2. As Latvia, Esthonia, Lithuania, Poland, Hungary, Rumania, and Bulgaria were “liberated”! The Problems of Leninism was published in 1928. A year earlier, at the 15th Congress of the Communist Party of the Soviet Union, Stalin had embodied these tenets in a speech to the delegates. They were first voiced by Sergei Ginnadeyevitch Nichayev, the prime advocate of world revolution.
3. German sources write off Russian bombing as highly inaccurate. It will be recalled that when Soviet airmen joined in the bombing of the Tirpitz, of the fifteen aircraft employed—each of which carried a 2,000 lb. bomb —eleven failed even to find the fjord where the vessel lay, while of the four that did discover it not one scored a hit; and this in favorable flying weather.
4. The Russian objective is thirty cruisers by 1957.
5. I Was a Soviet Worker, by Andrew Smith. Having very prudently retained his U. S. passport, Smith was enabled to get out of Russia, safe but utterly disillusioned.
6. There is a mass of evidence to show that, at the outset volunteer units of Russian deserters, up to a total of 200,000, were formed for guard duties on the German lines of communication. They were under they over-all charge of General Koestring, former military attaché in Moscow.
7. The story of this revolt was kept a close secret by the Kremlin and Victor Semenovitch Abarkinov, and his executioners, and only revealed by the ex-Soviet Staff Officer, Ivan Krylov.
8. Brigadier C. H. Dewhurst, one-time Chief of the British Mission to the Soviet Forces of Occupation in East Germany.
9. National Alliance of Russian Solidarists. Other organizations include a small Monarchist group and a bourgeois movement known as the ‘Joint.’
10. Since they are provided with no general maps of East Germany, nor even local ones of the area in which they are stationed, Red Army Officers and men quite literally do not know where they are, which is not helpful towards escape.
11. The erstwhile tributary domains of the Chinese “Outer Empire”—equally dear to Mao’s heart—include Korea, Annam, Siam, Burma, Sikkin, Formosa, the Ryukki islands, Bhutan, and Nepal. In the last-named air fields have already been constructed. Russia, of course, is firmly established on India’s western flank.

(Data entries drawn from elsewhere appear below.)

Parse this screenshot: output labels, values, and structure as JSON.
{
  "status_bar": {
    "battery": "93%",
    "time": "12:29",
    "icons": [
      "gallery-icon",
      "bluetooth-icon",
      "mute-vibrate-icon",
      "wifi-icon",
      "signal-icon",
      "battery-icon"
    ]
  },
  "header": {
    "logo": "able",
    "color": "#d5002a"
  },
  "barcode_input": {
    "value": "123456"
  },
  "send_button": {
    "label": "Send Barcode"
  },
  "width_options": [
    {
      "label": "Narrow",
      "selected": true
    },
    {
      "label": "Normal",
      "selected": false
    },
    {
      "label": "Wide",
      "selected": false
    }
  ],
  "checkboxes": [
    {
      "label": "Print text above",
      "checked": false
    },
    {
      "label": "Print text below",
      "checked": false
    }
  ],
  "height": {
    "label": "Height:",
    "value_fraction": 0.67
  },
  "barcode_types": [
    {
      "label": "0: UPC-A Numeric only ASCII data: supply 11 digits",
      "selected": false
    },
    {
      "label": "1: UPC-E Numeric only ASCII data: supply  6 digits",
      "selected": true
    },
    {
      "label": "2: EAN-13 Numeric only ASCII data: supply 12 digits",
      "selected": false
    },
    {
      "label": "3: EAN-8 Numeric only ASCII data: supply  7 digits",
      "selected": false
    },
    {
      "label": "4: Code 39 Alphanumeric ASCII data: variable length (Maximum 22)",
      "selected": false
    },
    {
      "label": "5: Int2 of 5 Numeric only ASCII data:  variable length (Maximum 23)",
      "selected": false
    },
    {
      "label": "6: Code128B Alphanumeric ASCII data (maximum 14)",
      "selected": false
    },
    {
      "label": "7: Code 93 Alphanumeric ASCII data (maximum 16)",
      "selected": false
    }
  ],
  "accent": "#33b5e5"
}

12. Since this was written Krushchev has prevailed in his struggle for power with Malenkov. It is question able, however, if Malenkov’s successor, the “chair- borne” Bulganin, will command the loyalty of such front-line military leaders as Zhukov and Voroshilov, or the support of the rank and file of the Red Army. Further convulsions may confidently be expected.
13. Although a Marshal and Minister for Defence, Bulganin has done hardly any practical soldering. He is the typical bureaucrat dressed up in uniform.